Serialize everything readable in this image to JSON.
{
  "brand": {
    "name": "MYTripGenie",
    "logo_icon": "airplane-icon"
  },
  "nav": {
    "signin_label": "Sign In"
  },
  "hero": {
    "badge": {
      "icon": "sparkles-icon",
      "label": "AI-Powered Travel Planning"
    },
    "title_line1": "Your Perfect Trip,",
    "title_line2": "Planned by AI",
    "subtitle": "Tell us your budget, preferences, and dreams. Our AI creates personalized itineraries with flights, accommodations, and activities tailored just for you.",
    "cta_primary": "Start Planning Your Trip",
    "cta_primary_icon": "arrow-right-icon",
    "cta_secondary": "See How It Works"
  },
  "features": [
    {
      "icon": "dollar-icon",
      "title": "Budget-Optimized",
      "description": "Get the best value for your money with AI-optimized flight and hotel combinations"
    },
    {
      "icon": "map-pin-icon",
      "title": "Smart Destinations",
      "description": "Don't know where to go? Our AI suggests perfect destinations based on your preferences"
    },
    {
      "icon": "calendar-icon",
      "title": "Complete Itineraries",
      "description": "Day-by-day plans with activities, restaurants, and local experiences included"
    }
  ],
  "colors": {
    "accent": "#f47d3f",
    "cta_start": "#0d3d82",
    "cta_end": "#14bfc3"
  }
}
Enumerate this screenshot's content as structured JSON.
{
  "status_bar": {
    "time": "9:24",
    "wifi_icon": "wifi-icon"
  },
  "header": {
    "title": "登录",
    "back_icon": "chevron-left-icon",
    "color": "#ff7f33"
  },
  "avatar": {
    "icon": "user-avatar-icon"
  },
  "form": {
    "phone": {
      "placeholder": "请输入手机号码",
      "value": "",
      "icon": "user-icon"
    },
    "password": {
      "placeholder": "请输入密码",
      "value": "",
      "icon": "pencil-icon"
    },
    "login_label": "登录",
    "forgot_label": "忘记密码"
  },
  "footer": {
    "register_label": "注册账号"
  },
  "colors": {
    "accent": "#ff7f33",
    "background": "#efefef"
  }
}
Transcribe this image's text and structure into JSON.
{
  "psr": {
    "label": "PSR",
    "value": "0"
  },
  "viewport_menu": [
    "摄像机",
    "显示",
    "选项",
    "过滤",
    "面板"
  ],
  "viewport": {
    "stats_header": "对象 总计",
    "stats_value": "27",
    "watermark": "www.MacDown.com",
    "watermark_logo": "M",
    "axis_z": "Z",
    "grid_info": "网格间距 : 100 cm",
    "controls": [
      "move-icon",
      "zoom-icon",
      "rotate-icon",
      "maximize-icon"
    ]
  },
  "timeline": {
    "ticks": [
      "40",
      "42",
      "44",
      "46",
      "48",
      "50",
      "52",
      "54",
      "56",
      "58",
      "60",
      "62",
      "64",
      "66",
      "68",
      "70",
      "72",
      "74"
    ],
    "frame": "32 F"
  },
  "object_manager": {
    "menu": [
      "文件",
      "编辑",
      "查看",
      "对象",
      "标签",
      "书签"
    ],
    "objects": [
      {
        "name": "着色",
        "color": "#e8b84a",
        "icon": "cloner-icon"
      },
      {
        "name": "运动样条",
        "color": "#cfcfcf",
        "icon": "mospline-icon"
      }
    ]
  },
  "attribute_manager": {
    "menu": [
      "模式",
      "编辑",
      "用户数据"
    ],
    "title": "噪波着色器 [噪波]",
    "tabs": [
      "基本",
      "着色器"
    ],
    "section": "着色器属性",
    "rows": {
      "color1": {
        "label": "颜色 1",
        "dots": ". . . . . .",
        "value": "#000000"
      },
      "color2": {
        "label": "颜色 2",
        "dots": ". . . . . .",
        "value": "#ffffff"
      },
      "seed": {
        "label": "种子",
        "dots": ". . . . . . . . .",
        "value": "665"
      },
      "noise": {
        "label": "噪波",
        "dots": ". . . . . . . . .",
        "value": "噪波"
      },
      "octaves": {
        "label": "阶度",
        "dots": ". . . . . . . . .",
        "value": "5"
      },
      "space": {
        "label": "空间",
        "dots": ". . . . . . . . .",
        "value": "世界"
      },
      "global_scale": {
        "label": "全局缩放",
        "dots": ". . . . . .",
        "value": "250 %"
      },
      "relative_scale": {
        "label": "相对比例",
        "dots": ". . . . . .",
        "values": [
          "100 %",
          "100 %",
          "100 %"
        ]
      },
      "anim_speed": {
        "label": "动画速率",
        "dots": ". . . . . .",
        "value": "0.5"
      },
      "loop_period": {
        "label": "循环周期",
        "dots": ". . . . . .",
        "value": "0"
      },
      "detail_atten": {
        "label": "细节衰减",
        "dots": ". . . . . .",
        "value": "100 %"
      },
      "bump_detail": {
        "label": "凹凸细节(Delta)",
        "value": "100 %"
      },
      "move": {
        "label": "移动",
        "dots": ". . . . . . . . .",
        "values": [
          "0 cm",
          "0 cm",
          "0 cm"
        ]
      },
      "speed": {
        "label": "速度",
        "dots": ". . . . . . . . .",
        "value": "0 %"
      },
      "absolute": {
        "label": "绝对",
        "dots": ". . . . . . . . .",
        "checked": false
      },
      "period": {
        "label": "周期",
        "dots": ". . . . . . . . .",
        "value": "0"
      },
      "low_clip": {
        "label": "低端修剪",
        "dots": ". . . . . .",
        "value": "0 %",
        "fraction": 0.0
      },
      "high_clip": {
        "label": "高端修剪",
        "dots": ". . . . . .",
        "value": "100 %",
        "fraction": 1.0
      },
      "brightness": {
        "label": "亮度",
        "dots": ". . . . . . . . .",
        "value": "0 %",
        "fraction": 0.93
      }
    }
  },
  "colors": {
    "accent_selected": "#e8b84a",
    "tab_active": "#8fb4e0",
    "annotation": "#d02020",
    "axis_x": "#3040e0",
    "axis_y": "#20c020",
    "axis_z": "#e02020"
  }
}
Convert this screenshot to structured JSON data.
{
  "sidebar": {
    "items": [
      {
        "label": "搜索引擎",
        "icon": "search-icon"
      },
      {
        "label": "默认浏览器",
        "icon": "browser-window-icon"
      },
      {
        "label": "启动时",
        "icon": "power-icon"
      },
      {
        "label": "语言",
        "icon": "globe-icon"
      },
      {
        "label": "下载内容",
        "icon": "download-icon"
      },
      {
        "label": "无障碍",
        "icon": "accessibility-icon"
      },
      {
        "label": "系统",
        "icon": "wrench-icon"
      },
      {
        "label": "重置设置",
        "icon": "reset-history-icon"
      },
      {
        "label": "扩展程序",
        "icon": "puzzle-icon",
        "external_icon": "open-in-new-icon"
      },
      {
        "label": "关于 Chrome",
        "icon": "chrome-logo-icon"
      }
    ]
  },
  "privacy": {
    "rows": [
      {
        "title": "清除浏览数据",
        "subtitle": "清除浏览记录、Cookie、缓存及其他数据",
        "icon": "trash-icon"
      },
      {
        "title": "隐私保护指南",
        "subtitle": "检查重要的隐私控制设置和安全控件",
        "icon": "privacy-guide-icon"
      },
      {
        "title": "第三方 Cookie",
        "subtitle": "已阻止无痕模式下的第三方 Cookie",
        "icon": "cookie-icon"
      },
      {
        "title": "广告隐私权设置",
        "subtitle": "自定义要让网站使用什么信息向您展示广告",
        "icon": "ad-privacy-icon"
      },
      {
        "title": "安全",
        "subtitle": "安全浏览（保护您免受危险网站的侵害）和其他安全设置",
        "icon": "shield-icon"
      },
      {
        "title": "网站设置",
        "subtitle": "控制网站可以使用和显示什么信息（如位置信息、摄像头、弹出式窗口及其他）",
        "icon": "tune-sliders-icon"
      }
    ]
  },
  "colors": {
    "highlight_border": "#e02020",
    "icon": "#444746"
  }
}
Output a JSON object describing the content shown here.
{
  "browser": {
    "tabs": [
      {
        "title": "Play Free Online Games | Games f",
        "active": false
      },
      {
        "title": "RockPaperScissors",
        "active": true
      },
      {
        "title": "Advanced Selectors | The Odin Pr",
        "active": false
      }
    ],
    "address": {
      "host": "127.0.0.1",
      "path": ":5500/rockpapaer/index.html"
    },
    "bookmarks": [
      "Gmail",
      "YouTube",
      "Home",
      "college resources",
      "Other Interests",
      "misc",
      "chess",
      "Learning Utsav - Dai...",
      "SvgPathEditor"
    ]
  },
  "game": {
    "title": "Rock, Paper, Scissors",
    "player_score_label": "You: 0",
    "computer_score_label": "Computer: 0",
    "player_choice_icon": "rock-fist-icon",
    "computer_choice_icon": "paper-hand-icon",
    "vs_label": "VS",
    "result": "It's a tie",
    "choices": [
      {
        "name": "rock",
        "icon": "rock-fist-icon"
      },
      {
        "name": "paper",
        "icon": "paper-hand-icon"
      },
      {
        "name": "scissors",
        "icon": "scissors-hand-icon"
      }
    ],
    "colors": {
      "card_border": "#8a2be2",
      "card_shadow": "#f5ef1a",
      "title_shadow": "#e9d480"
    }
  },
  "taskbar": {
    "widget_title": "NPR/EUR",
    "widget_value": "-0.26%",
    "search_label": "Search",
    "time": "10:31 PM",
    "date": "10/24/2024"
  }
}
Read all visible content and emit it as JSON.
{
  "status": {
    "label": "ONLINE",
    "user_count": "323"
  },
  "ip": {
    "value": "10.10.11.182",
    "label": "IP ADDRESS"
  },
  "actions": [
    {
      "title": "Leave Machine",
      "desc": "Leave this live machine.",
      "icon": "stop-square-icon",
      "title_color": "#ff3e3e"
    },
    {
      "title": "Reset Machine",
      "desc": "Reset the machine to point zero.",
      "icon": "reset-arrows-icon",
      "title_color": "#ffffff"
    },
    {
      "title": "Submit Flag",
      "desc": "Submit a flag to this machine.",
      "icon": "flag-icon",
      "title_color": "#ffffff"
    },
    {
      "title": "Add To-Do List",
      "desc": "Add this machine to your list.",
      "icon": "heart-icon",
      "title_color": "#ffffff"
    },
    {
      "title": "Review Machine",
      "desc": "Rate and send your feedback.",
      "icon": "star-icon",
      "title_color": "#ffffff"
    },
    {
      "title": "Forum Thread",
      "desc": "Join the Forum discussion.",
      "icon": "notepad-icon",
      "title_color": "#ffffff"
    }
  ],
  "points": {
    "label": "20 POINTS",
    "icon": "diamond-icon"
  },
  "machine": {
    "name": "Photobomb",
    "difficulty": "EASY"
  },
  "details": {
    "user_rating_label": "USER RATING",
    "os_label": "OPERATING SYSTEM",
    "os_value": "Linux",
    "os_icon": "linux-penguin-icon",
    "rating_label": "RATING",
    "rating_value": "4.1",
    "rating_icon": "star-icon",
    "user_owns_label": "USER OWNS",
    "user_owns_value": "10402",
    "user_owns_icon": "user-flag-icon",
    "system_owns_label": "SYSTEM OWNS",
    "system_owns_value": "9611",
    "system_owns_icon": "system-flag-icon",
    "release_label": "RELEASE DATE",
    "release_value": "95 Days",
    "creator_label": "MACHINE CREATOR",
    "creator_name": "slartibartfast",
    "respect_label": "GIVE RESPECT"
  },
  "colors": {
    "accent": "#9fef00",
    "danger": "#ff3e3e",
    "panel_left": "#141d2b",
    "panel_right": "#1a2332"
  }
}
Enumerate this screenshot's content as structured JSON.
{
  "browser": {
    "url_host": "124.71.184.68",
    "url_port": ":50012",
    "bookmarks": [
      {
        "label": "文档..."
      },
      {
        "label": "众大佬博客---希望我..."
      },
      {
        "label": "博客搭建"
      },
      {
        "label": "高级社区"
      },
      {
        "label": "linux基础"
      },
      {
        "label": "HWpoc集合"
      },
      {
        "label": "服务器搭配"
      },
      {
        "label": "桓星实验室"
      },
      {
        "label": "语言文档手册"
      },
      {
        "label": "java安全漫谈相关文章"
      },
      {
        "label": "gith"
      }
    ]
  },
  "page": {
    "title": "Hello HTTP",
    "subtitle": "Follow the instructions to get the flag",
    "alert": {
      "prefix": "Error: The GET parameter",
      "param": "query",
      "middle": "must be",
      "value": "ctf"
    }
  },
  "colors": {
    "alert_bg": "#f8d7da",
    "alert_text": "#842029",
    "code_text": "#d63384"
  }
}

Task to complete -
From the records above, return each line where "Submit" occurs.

Answer to this exercise -
      "title": "Submit Flag",
      "desc": "Submit a flag to this machine.",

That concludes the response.